I just wanna know what Mycroft was like in his early 20s….. Did he deal the Korean elections and then come home and spend the next 24 hours sitting silently in his umbrella pajama pants? Did he stress out about nuclear warfare over a bowl of ramen?
John and Sherlock write their own vows for their wedding.
John goes first. He talks about how he and Sherlock met, how he loved him from the moment he first saw him in the morgue. He talks about their first kiss on a rainy Tuesday in September. He talks about how he’s never known anything as strong as this, how he’s never loved anyone like this and how he never really thought he would. He sighs.
Sherlock takes out a notecard, looks down at it, and puts it on the table. And he talks. Stories pour out of cases and of habits, but he doesn’t go on. He looks down. And speaks.
“And John, I want you to know that I never imagined that I would be standing here one day. Certainly not with you. So, what I mean to say is, thank you. Thank you for choosing me as your best friend and now for choosing me as so much more. I love you. That’s the whole of it. I know that people often go on when they do these things, but I can’t find anything else to say except that I love you. So.”
He bites his lip.
“Here we are.”
The room is silent. Sherlock once again looks at John.
“Did I do it wrong?”
But instead of saying anything else, John pulls his husband in for a long, slow kiss.
Sherlock’s misconceptions about Harry Watson’s gender are important.
Pilots are where shows begin. It’s the setup. Additionally, the pilot of a show is written to gain an audience. That means that every small detail has been planned to achieve this goal. It’s all calculated and important to the eventual reaches of the show and the tone that the writers aim to set for it.
By making Harry Watson a lesbian, Moftiss is already squelching heteronormative ideas. Period. You think that because this person is married to a woman, they must be male? Wrong.
They would not have included this detail in ASiP were it not important; that is, if it did not say something that they felt needed to be stated.

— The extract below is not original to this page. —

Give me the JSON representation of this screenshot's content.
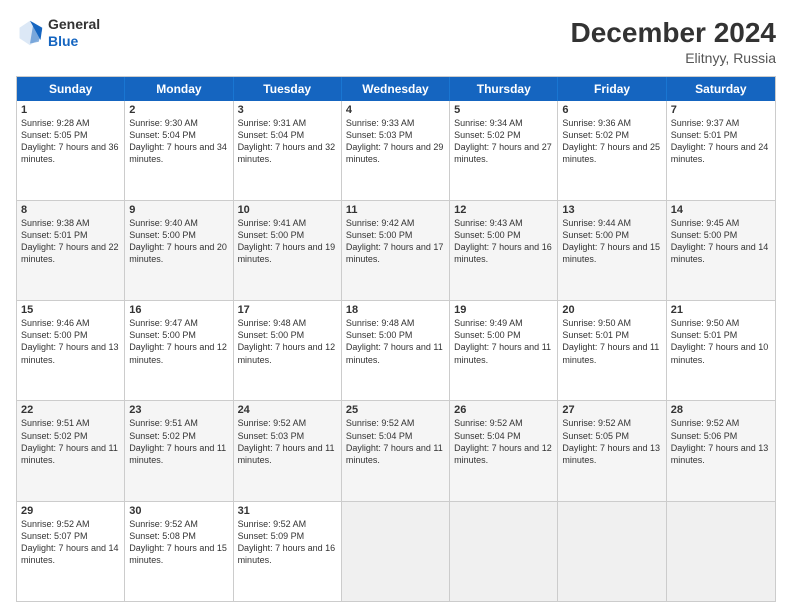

And then there is always the other argument. “No, it’s probably because Harry is most often a male name. He would have thought of anyone named Harry as male.” But then, I ask, why name the sister Harry? Why would the writers, who are planning the beginnings of a Sherlock Holmes series that has never been done before and are rather excited there, give John’s sister that name? To make a point.
Because as attached as we all are to these characters, and I’m not discounting myself from that either, we must remember that at the end of the day, they are still characters. They are incredibly and heartbreakingly human, but they are creations nonetheless. Their thoughts and actions are planned; there are no mistakes. It didn’t need to be “natural” for Sherlock to perceive a person named Harry as male. But the writers decided that, for whatever reason Sherlock is gay John is bi they’re in love, it was important that Sherlock be wrong in a heteronormative oversight.